Healing Response to Pruning
Healing naturally follows pruning or wounding. It starts in the cambium, a thin layer of cells between the wood and bark. Two areas of the cambium, the bark ridge at the junction of two limbs, and the branch collar, a ring of slightly raised tissue where the lateral branch joins the main limb, function to close off the wound between the plant and the pruning cut. For fastest healing, prune close to the main branch without injuring the bark ridge or branch collar areas. Leaving a stub will slow healing and invite decay. Wound dressings or pruning paint are cosmetic and do little to promote healing of the pruned area.
Time for Pruning
Time of pruning varies with plant species. Prune at times that best complement the growth characteristics, flowering, and other objectives you desire. Many woody ornamentals are pruned according to their date of flowering. Pruning spring-flowering shrubs during the dormant season will remove flower buds formed the previous fall. Summer-flowering plants generally are pruned during the dormant winter season. If plants are not grown for their flowers, the best time for pruning is during the dormant winter season before new growth begins in the spring. Avoid heavy pruning during the late summer and fall because regrowth may occur and make the plants more susceptible to cold injury. Some plants bleed heavily after pruning, which isn't usually harmful. Trees subject to bleeding should be pruned in the late spring or early summer when leaves are on the tree. Actively growing leaves tend to reduce the amount of bleeding from pruning cuts and allow the cuts to heal more quickly. Plants that bleed readily include willows, birches, maples, beeches and dogwoods.
Pruning is an invaluable tool for developing and maintaining woody plants. Developing clear pruning objectives is important. By combining these objectives with a basic understanding of pruning and how plants respond, you can derive maximum benefit from the effort.
Acknowledgment is made to Dr. Stephen C. Myers for developing the original manuscript for this publication.
The University of Georgia and Ft. Valley State University, the U.S. Department of Agriculture and counties of the state cooperating. The Cooperative Extension Service, the University of Georgia College of Agricultural and Environmental Sciences offers educational programs, assistance and materials to all people without regard to race, color, national origin, age, sex or disability. An Equal Opportunity Employer/Affirmative Action Organization Committed to a Diverse Work Force

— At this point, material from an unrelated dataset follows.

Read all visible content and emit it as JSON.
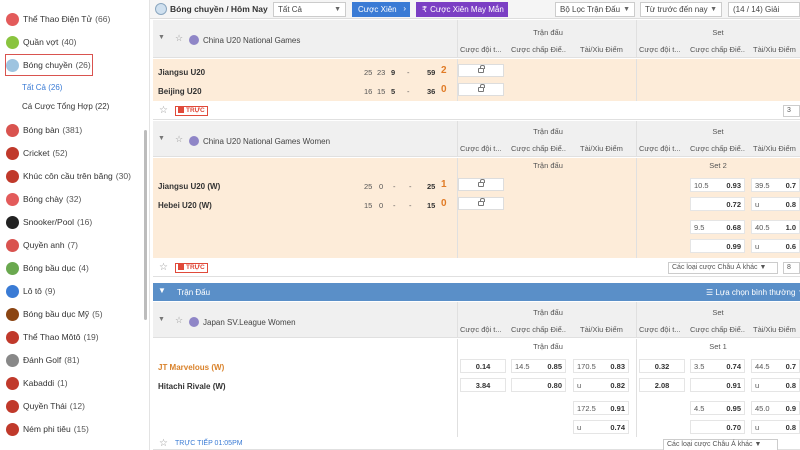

Issued in furtherance of Cooperative Extension work, Acts of May 8 and June 30, 1914, The University of Georgia College of Agricultural and Environmental Sciences and the U.S. Department of Agriculture cooperating.
Gale A. Buchanan, Dean and Director
Real Green Pest and Lawn Care - (512) 454-7336 - Copyright © 2007